Work through the records below, line by line, and say how many lines include "name", with nothing else.

== Segment start ==

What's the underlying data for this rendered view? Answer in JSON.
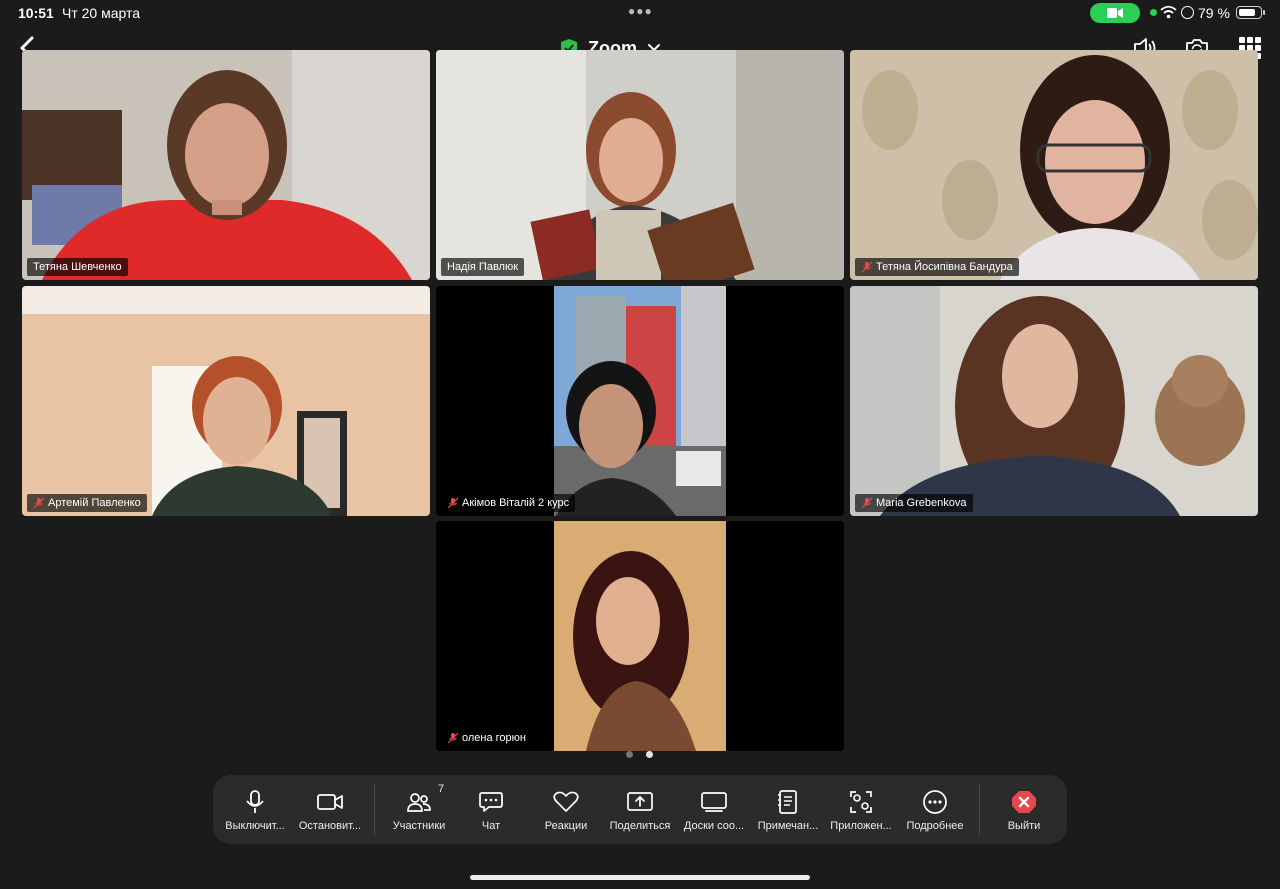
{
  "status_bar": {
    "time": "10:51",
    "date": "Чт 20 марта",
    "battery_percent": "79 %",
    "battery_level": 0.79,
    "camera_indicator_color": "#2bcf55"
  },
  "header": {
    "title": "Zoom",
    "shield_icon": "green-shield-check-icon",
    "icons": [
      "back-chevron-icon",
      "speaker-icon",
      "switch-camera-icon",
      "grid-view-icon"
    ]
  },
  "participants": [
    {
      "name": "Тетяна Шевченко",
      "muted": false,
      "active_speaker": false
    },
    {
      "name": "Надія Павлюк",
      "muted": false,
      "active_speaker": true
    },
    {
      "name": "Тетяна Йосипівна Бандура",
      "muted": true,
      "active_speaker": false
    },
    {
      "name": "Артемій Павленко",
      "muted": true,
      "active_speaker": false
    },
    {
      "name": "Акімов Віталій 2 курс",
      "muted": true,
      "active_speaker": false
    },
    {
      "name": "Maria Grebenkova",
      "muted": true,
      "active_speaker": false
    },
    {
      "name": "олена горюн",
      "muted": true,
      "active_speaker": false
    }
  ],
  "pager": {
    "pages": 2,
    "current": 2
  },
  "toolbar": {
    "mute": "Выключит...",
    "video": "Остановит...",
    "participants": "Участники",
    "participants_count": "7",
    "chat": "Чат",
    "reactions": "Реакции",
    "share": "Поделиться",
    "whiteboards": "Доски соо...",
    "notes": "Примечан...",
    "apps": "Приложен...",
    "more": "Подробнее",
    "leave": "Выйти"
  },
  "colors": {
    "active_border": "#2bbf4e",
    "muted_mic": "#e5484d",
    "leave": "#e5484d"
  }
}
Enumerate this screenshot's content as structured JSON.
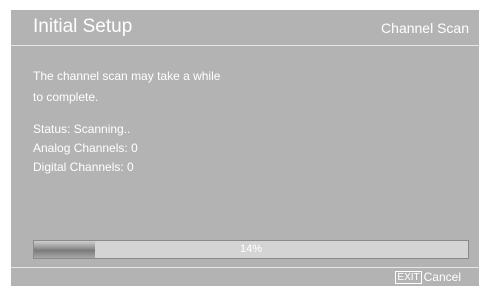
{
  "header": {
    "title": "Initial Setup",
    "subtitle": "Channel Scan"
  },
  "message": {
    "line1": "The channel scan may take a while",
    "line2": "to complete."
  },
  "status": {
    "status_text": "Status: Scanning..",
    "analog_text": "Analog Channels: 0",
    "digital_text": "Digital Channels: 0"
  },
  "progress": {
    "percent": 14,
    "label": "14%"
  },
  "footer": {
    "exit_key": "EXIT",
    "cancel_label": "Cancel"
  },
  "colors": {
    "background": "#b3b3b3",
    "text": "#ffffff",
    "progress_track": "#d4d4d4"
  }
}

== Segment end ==

Task output – 7